======== Provided records ========
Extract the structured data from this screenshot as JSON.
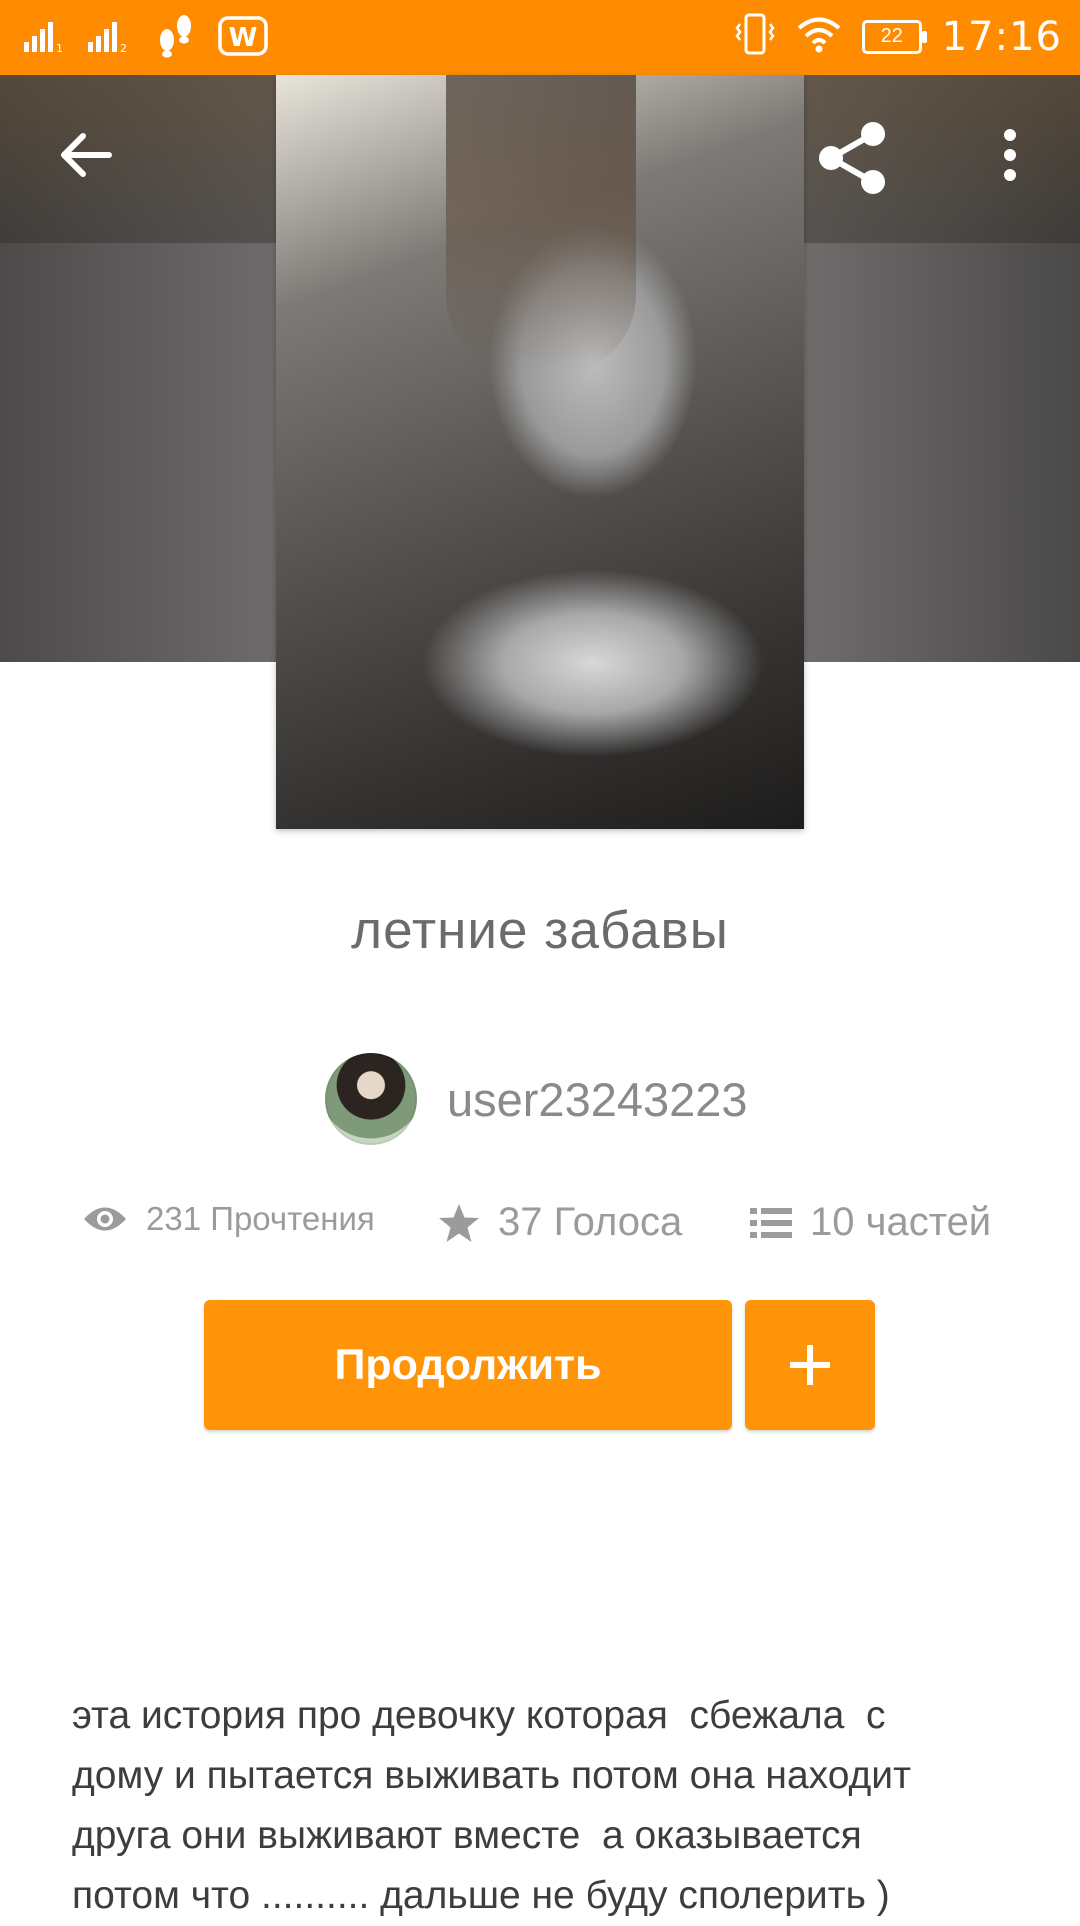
{
  "status_bar": {
    "time": "17:16",
    "battery_level": "22",
    "icons": [
      "signal-sim1-icon",
      "signal-sim2-icon",
      "footprints-icon",
      "wattpad-w-icon",
      "vibrate-icon",
      "wifi-icon",
      "battery-icon"
    ],
    "wattpad_label": "W",
    "background_color": "#ff8c00"
  },
  "toolbar": {
    "icons": [
      "back-arrow-icon",
      "share-icon",
      "more-vert-icon"
    ]
  },
  "story": {
    "title": "летние забавы",
    "author": "user23243223",
    "stats": {
      "reads": "231 Прочтения",
      "votes": "37 Голоса",
      "parts": "10 частей"
    },
    "continue_label": "Продолжить",
    "add_label": "+",
    "description": "эта история про девочку которая  сбежала  с\nдому и пытается выживать потом она находит\nдруга они выживают вместе  а оказывается\nпотом что .......... дальше не буду сполерить )"
  },
  "colors": {
    "accent": "#ff9408",
    "title_text": "#6b6b6b",
    "stats_text": "#9b9b9b"
  }
}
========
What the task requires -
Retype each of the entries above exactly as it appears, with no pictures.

Output for this exercise -
Extract the structured data from this screenshot as JSON.
{
  "status_bar": {
    "time": "17:16",
    "battery_level": "22",
    "icons": [
      "signal-sim1-icon",
      "signal-sim2-icon",
      "footprints-icon",
      "wattpad-w-icon",
      "vibrate-icon",
      "wifi-icon",
      "battery-icon"
    ],
    "wattpad_label": "W",
    "background_color": "#ff8c00"
  },
  "toolbar": {
    "icons": [
      "back-arrow-icon",
      "share-icon",
      "more-vert-icon"
    ]
  },
  "story": {
    "title": "летние забавы",
    "author": "user23243223",
    "stats": {
      "reads": "231 Прочтения",
      "votes": "37 Голоса",
      "parts": "10 частей"
    },
    "continue_label": "Продолжить",
    "add_label": "+",
    "description": "эта история про девочку которая  сбежала  с\nдому и пытается выживать потом она находит\nдруга они выживают вместе  а оказывается\nпотом что .......... дальше не буду сполерить )"
  },
  "colors": {
    "accent": "#ff9408",
    "title_text": "#6b6b6b",
    "stats_text": "#9b9b9b"
  }
}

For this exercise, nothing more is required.